Work instruction
In the records that follow, locate every line with "Nazareth" and extract it.

Data extract
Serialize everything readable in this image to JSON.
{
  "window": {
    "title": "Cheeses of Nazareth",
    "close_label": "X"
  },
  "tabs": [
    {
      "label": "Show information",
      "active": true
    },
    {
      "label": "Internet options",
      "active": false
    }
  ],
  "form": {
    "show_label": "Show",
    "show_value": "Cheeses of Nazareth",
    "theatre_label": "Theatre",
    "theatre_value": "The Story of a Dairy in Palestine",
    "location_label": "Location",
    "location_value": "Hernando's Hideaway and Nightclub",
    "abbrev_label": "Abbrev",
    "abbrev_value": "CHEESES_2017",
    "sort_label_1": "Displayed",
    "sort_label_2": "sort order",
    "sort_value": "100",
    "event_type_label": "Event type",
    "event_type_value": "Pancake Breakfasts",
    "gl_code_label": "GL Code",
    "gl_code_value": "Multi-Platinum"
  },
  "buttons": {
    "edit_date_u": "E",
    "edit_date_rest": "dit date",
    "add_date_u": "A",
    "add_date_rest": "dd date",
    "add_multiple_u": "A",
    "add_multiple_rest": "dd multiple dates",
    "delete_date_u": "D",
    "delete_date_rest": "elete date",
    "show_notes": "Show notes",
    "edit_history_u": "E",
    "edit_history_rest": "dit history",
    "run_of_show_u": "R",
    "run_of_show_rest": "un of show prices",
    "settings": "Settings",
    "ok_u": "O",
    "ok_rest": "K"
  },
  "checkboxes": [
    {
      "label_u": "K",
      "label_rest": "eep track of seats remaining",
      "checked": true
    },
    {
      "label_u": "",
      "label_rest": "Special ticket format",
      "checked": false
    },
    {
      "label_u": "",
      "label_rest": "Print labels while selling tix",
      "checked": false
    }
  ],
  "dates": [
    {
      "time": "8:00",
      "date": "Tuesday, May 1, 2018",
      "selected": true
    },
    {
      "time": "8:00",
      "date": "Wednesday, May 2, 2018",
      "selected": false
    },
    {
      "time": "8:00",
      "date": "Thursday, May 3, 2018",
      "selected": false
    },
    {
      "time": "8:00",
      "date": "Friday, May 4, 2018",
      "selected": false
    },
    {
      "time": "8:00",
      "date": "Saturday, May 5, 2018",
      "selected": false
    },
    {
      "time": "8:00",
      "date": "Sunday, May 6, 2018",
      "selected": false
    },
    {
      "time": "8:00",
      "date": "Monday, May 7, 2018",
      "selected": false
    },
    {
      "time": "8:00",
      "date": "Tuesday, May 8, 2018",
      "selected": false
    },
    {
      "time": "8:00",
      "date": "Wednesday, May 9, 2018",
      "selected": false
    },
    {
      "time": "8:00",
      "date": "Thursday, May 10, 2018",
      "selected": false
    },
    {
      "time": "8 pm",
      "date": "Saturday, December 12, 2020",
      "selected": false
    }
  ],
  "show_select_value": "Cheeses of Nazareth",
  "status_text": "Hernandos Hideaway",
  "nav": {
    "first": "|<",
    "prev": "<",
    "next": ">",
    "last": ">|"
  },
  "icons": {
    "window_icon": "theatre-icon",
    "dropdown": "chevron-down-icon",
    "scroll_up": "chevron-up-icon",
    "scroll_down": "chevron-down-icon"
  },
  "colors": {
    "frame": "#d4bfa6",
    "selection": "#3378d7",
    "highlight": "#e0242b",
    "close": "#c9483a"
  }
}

Final answer
    "title": "Cheeses of Nazareth",
    "show_value": "Cheeses of Nazareth",
  "show_select_value": "Cheeses of Nazareth",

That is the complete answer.